Daily aspirin doses as low as 20–50 mg administered to patients with diabetes result in inhibition of TXA2 synthesis, resulting in decreased platelet aggregation.7 Doses >300 mg/d may provide additional benefit including reduced thrombin formation.5,6 Generation of thrombin facilitates the conversion of fibrinogen to fibrin and a resultant fibrin clot.4 In vitro and ex vivo methods for evaluation of thrombin generation have been developed.9 The ex vivo method is commonly used to assess thrombinogenesis in healthy volunteers and patients with coronary heart disease (CHD) taking aspirin. This method is used to assess thrombin generation in samples of blood emerging from standardized skin incisions. Biochemical markers signaling thrombin generation include changes in the rate of formation of fibrinopeptide A, which is cleaved from fibrinogen by thrombin; thrombin–antithrombin III complex; and prothrombin fragment F1+2, which is split from prothrombin when thrombin is generated.9 Increased concentrations of any of these markers signal active thrombin formation. Rewww.theannals.com

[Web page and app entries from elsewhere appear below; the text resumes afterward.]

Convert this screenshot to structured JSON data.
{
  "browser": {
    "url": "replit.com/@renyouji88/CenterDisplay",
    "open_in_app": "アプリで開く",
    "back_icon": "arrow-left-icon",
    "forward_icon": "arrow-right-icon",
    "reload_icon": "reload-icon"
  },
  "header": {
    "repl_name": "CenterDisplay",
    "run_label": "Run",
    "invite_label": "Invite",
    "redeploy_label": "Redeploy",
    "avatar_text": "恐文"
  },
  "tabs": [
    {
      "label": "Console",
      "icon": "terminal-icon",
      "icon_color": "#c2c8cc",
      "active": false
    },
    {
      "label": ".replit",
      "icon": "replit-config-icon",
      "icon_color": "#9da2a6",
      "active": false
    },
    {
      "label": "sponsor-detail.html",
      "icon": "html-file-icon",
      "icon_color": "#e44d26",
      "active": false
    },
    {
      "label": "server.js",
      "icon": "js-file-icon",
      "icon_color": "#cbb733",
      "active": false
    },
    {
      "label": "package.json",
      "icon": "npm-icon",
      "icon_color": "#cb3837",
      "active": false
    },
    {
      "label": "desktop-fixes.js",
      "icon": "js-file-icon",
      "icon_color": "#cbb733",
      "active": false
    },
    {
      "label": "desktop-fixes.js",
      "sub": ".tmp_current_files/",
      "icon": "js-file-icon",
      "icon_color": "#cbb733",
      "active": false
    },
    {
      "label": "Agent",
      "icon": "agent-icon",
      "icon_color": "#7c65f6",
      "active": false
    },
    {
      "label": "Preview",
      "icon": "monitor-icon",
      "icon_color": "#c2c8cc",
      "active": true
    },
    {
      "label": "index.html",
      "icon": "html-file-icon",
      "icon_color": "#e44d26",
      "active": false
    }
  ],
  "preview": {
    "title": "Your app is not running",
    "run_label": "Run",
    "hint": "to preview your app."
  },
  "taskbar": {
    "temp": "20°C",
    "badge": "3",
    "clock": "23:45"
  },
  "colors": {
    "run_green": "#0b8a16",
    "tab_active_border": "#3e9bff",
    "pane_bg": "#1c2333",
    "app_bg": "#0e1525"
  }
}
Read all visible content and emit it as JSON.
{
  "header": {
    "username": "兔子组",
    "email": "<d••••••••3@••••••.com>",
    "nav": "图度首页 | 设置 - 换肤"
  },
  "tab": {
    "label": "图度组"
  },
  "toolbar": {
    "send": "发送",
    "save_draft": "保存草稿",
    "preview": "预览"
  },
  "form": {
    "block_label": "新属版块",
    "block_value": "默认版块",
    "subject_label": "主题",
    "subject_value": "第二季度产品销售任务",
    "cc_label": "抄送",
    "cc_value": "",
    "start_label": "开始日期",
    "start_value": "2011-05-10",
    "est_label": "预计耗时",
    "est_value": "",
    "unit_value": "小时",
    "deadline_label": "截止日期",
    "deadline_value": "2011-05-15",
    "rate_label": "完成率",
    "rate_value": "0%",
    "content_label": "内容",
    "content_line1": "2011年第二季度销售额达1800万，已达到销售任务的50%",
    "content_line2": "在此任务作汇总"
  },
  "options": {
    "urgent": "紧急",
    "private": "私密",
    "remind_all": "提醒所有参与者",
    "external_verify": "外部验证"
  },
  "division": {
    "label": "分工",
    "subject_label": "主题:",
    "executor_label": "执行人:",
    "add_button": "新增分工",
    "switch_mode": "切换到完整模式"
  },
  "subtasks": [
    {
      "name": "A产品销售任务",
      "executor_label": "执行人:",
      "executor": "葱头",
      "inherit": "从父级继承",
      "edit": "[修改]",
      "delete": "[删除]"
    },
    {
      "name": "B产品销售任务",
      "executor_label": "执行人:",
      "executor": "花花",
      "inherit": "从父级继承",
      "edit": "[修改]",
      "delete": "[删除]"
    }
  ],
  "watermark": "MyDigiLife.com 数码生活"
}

sults from studies conducted in healthy volunteers suggest that both low- and high-dose aspirin therapy, 75 or 300 mg/d, are effective in reducing thrombinogenesis.12,13 In contrast, an in vitro study evaluating aspirin 75 versus 500 mg/d found significant reductions in the rate of formation of prothrombin fragment F1+2 in subjects taking 500 mg/d and a nonsignificant trend toward reduction in the 75-mg/d group.10 Suppression of thrombin formation in patients with CHD or status-post coronary artery bypass graft (CABG) surgery requires larger doses of aspirin (~300 mg/d). Ratnatunga et al.14 evaluated shear-induced platelet thrombus formation in 192 patients given aspirin 75 mg/d for 3 months after CABG surgery. Ninety patients were then advised to increase the dose to 300 mg/d and were retested. While antiplatelet effects were demonstrated at the higher dose, low-dose therapy did not significantly reduce platelet aggregation. The authors concluded that higher doses of aspirin are needed to produce antithrombotic effects in patients with CHD. Evaluation of patients with CHD and varying levels of hypercholesterolemia suggested that patients with elevated total cholesterol concentrations may not benefit from the antithrombotic effects at daily doses of 75 or 325 mg.9,15 However, in patients with serum cholesterol concentrations